It’s not just the U.S. government that wants to get its hands on the list of Americans who hold secretive Swiss bank accounts. Ex-wives, creditors and former business partners are also salivating over the idea that the UBS settlement may lead to the public disclosure of hidden foreign bank accounts.
It’s not just the U.S. government that wants to get its hands on the list of Americans who hold secretive Swiss bank accounts. Ex-wives, creditors and former business partners are also salivating over the idea that a settlement between the U.S., the Swiss government and a Swiss bank may lead to the public disclosure of as many as 4,450 U.S. individuals that used the foreign bank accounts to hide money.
Prominent New York City divorce lawyer Raoul Lionel Felder says he is already getting calls from clients who want to know what they can do to get their portion of the money they always suspected their ex–loved one had tucked away overseas.
“You see allegations of Swiss bank accounts in divorce proceedings all the time,” says Felder, whose clients have included Rudy Giuliani, Robin Givens and the former Mrs. Martin Scorsese. “A lot of divorces are going to get opened up.” (See the top 10 tax dodgers.)
Tax evasion may only be the beginning of the legal problems facing holders of secret UBS accounts. On Aug. 19, UBS, Switzerland’s second largest bank, agreed to hand over the names of thousands of American clients suspected by the IRS of evading taxes. The settlement comes after well over a year of investigation by the U.S. government into allegations of tax fraud at the Swiss bank.
Should the names become public, lawyers say a raft of lawsuits could hit the account holders from creditors and business partners who may have long believed that the individuals using the accounts were hiding money that wasn’t rightfully theirs.
One lawyer for UBS account holders says he has at least one case in which a client used a Swiss bank account to hide assets from creditors in bankruptcy proceedings. Lying in bankruptcy court can result in jail time, though the statute of limitations on bankruptcy proceedings is generally six years.
Divorce proceedings, however, have no statute of limitations in most states in the country. So no matter when the divorce happened, a divorce settlement could be thrown out if it is disclosed that an ex-spouse used one of the UBS accounts to shield a portion of their assets.

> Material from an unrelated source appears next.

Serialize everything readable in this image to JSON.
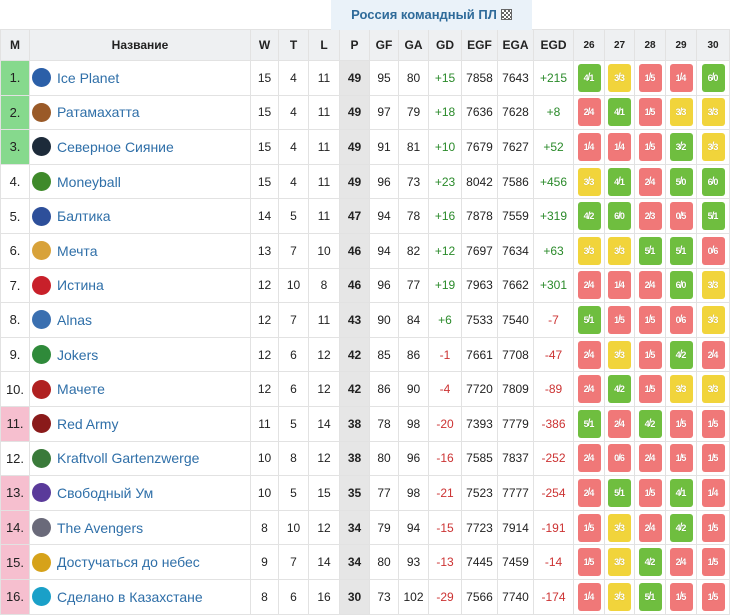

What’s more, the new settlement is likely to be harsher toward the party that lied during the original divorce proceedings.
To read the full story, visit time.com